### EXERCISE DETAILS
In this exercise, every entry is to be copied exactly.
(DATA TO PROCESS)
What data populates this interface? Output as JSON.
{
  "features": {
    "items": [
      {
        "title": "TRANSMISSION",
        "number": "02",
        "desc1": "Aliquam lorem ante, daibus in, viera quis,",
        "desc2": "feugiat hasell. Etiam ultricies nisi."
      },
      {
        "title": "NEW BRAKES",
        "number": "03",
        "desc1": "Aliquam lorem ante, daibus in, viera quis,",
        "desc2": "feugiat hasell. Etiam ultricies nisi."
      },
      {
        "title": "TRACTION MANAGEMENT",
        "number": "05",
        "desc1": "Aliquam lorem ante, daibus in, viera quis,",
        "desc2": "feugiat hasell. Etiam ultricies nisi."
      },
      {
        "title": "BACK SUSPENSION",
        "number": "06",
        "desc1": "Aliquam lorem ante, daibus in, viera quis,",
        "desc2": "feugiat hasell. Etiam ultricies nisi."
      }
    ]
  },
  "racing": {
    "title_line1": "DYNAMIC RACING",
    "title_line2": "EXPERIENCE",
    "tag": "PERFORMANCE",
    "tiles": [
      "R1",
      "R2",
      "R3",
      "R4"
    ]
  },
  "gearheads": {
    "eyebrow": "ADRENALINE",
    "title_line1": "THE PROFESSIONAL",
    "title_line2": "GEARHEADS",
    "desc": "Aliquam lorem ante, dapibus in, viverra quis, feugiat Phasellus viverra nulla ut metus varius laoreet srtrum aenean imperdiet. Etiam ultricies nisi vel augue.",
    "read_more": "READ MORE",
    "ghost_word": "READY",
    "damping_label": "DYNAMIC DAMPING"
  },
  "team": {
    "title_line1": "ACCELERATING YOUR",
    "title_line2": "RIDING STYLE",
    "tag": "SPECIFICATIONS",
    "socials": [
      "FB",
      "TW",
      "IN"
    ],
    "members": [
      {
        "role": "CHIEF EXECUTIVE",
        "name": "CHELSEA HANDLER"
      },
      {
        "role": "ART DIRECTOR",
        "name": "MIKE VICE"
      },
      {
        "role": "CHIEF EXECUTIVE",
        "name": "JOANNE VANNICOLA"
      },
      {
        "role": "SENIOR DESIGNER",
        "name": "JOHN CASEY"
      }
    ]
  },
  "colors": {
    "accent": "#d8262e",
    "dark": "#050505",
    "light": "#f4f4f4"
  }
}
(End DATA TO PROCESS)
### WRITTEN REPLY
What data populates this interface? Output as JSON.
{
  "features": {
    "items": [
      {
        "title": "TRANSMISSION",
        "number": "02",
        "desc1": "Aliquam lorem ante, daibus in, viera quis,",
        "desc2": "feugiat hasell. Etiam ultricies nisi."
      },
      {
        "title": "NEW BRAKES",
        "number": "03",
        "desc1": "Aliquam lorem ante, daibus in, viera quis,",
        "desc2": "feugiat hasell. Etiam ultricies nisi."
      },
      {
        "title": "TRACTION MANAGEMENT",
        "number": "05",
        "desc1": "Aliquam lorem ante, daibus in, viera quis,",
        "desc2": "feugiat hasell. Etiam ultricies nisi."
      },
      {
        "title": "BACK SUSPENSION",
        "number": "06",
        "desc1": "Aliquam lorem ante, daibus in, viera quis,",
        "desc2": "feugiat hasell. Etiam ultricies nisi."
      }
    ]
  },
  "racing": {
    "title_line1": "DYNAMIC RACING",
    "title_line2": "EXPERIENCE",
    "tag": "PERFORMANCE",
    "tiles": [
      "R1",
      "R2",
      "R3",
      "R4"
    ]
  },
  "gearheads": {
    "eyebrow": "ADRENALINE",
    "title_line1": "THE PROFESSIONAL",
    "title_line2": "GEARHEADS",
    "desc": "Aliquam lorem ante, dapibus in, viverra quis, feugiat Phasellus viverra nulla ut metus varius laoreet srtrum aenean imperdiet. Etiam ultricies nisi vel augue.",
    "read_more": "READ MORE",
    "ghost_word": "READY",
    "damping_label": "DYNAMIC DAMPING"
  },
  "team": {
    "title_line1": "ACCELERATING YOUR",
    "title_line2": "RIDING STYLE",
    "tag": "SPECIFICATIONS",
    "socials": [
      "FB",
      "TW",
      "IN"
    ],
    "members": [
      {
        "role": "CHIEF EXECUTIVE",
        "name": "CHELSEA HANDLER"
      },
      {
        "role": "ART DIRECTOR",
        "name": "MIKE VICE"
      },
      {
        "role": "CHIEF EXECUTIVE",
        "name": "JOANNE VANNICOLA"
      },
      {
        "role": "SENIOR DESIGNER",
        "name": "JOHN CASEY"
      }
    ]
  },
  "colors": {
    "accent": "#d8262e",
    "dark": "#050505",
    "light": "#f4f4f4"
  }
}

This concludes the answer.